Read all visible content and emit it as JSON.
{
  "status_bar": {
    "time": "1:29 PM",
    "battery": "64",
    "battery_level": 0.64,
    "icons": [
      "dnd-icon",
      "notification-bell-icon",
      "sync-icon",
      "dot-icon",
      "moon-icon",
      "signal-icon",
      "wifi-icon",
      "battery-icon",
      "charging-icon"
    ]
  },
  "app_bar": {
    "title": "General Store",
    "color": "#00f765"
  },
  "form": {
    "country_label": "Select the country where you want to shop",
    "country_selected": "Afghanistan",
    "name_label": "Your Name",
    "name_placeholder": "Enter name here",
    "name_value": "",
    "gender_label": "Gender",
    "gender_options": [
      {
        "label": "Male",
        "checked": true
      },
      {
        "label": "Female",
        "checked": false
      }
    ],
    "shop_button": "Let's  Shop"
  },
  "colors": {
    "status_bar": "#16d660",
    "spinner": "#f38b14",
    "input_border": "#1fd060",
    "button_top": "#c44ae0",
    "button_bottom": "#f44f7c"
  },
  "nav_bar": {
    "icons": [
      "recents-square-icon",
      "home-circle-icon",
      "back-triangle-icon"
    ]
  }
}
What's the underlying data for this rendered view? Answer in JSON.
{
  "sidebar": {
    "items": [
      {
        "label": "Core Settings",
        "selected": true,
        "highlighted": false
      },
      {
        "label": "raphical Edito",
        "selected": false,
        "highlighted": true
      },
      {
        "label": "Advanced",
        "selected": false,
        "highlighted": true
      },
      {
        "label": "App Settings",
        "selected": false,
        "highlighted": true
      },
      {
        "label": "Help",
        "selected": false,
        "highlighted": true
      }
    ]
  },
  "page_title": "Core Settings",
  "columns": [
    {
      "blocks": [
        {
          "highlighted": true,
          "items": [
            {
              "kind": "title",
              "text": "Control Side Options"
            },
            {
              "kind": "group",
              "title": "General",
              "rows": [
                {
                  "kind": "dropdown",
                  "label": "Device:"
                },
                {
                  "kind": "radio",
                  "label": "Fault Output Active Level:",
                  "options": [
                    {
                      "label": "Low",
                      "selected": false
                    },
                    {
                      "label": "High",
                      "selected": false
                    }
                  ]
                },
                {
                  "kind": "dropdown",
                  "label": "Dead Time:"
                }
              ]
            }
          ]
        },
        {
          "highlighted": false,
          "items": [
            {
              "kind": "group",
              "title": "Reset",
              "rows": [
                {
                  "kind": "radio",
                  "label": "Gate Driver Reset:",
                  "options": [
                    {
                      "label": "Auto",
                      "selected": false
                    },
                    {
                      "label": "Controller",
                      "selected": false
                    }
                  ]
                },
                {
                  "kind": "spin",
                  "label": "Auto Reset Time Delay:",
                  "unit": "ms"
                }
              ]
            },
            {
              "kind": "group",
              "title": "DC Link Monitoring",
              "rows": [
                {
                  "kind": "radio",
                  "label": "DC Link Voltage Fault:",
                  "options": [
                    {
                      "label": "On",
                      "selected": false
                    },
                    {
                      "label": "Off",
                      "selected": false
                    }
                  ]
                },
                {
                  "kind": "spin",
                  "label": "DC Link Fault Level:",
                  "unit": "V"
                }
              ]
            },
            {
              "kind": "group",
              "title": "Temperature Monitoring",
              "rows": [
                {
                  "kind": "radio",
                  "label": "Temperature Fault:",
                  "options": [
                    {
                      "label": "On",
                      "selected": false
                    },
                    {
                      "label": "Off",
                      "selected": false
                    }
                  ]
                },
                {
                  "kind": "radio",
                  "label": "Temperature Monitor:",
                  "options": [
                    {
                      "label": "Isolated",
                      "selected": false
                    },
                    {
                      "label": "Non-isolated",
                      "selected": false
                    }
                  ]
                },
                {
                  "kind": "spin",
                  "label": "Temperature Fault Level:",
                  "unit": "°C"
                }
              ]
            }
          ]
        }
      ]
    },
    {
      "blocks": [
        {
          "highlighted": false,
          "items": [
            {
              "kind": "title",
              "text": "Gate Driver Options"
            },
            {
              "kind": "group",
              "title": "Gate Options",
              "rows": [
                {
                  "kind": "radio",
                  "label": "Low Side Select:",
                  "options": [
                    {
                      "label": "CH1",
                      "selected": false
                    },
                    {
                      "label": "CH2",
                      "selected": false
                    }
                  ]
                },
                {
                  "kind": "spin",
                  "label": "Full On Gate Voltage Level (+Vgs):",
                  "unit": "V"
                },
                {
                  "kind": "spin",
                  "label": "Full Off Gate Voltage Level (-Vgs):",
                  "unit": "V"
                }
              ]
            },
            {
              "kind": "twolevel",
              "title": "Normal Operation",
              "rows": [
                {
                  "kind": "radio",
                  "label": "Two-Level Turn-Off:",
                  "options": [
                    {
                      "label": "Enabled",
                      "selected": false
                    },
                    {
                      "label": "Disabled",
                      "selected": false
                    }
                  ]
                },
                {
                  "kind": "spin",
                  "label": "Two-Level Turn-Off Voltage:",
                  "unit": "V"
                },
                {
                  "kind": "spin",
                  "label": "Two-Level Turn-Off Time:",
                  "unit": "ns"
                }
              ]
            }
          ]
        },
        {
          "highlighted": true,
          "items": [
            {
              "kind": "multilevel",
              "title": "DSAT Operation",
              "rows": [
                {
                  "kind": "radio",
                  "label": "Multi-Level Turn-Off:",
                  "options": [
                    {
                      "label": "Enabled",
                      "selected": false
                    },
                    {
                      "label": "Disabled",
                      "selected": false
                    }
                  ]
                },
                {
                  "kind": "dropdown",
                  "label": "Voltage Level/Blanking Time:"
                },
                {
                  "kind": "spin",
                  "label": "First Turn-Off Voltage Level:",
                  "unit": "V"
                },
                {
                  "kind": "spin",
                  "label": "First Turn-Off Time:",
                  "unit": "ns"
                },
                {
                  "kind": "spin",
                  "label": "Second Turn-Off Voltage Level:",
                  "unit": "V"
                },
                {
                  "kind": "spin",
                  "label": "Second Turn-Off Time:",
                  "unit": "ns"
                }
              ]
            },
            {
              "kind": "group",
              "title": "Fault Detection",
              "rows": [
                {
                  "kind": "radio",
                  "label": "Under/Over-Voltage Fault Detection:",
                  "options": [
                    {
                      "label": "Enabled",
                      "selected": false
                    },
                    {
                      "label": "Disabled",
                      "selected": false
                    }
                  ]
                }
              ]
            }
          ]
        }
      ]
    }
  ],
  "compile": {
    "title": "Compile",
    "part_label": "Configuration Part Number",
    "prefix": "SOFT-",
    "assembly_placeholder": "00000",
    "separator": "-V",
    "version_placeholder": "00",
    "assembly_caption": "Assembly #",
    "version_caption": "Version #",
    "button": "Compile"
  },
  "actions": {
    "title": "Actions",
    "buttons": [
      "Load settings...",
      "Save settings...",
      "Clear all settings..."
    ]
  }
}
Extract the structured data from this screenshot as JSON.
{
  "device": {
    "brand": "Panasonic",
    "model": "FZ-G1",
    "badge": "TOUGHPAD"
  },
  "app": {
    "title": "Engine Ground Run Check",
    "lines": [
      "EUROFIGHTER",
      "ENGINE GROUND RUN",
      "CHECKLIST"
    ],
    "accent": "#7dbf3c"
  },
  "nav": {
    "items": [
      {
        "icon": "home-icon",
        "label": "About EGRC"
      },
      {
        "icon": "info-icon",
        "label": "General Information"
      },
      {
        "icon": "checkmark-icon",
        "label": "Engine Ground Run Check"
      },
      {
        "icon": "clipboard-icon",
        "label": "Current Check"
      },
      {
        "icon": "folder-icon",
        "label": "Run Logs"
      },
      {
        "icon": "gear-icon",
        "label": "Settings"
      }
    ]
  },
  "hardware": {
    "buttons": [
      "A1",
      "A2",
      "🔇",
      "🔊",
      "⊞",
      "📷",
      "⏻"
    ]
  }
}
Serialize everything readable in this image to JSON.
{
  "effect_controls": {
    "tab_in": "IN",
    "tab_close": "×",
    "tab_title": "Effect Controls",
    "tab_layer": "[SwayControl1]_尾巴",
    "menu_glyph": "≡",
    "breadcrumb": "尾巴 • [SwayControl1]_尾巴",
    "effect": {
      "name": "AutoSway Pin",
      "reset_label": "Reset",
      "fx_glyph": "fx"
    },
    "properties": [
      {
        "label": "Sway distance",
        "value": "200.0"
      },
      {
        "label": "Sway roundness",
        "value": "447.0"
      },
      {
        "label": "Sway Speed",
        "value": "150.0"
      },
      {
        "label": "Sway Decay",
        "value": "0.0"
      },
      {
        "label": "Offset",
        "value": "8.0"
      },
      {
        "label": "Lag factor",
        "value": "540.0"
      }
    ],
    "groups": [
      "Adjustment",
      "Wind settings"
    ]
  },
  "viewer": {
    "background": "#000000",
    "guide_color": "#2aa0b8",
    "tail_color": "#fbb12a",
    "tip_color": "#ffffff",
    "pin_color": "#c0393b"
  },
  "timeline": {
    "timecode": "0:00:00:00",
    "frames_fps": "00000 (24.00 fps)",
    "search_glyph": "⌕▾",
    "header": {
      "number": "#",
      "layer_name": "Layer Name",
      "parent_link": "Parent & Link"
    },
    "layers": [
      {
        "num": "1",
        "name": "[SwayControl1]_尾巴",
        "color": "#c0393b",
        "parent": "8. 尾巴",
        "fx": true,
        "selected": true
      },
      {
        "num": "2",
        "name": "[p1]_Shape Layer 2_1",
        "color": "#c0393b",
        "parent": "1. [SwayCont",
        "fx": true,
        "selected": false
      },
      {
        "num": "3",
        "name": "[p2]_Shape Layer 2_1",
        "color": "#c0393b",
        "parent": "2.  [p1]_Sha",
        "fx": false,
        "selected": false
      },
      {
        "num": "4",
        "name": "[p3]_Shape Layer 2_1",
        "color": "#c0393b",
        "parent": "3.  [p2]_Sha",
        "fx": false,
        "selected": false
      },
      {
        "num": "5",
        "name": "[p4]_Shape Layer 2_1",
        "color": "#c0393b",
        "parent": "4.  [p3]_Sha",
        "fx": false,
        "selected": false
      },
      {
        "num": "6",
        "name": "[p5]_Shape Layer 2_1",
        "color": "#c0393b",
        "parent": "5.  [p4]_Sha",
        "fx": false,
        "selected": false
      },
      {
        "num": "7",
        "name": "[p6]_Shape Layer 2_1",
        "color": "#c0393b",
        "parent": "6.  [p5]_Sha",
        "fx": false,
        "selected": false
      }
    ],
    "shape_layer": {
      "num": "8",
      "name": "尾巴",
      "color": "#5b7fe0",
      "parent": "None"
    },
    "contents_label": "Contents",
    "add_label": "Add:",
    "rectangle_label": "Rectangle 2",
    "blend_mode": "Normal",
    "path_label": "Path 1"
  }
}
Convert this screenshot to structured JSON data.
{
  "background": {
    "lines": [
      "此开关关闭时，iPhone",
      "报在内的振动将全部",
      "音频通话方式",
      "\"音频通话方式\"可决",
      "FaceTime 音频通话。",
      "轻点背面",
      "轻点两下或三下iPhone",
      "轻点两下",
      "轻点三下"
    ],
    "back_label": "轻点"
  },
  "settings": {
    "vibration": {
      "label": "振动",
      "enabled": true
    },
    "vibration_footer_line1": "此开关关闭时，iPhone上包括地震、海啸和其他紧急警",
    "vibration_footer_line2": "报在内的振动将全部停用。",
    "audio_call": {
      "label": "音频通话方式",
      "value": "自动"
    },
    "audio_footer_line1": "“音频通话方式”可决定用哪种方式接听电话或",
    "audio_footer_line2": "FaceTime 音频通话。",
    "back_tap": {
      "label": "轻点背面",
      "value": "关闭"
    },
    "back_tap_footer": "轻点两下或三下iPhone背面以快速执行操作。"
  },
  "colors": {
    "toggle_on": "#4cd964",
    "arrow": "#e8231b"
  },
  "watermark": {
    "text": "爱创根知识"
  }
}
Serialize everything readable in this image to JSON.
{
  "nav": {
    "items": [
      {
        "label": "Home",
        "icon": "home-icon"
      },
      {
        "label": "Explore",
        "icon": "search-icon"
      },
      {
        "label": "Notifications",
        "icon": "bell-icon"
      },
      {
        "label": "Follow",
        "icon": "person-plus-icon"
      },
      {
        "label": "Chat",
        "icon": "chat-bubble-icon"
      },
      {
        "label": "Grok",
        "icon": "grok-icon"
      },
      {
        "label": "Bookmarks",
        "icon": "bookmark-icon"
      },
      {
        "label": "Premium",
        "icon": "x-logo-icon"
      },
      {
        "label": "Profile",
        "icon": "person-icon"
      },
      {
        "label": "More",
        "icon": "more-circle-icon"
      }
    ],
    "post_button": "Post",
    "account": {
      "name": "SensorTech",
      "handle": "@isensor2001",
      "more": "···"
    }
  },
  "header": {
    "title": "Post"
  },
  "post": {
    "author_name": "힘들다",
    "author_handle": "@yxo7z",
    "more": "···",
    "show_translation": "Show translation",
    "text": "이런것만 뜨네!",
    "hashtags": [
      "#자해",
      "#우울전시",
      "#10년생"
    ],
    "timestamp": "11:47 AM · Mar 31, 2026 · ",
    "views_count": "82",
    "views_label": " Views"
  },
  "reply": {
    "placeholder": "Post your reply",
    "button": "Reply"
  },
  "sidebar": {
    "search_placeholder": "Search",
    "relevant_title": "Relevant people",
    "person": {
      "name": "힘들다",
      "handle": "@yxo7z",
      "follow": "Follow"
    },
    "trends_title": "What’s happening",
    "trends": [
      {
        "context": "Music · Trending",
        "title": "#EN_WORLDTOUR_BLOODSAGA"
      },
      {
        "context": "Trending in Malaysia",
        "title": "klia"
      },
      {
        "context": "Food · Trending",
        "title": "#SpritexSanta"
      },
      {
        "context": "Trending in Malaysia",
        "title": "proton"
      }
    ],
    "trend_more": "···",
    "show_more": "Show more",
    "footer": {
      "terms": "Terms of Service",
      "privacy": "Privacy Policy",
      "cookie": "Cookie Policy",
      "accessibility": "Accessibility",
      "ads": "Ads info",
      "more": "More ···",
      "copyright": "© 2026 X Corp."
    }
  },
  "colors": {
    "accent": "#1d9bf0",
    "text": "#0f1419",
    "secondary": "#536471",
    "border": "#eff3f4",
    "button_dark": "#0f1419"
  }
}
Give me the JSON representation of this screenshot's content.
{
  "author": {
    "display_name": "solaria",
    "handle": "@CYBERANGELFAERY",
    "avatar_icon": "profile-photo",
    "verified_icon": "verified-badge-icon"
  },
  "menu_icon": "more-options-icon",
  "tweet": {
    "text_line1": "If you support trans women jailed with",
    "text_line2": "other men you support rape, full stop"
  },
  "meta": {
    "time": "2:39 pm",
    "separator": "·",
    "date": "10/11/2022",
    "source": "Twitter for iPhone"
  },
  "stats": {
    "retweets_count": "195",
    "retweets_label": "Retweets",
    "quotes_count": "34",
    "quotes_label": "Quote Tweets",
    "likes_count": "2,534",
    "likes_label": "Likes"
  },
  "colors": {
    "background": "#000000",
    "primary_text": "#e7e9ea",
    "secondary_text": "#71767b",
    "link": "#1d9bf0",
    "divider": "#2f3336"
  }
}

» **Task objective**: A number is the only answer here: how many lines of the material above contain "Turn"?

» **Solution to this problem**: 8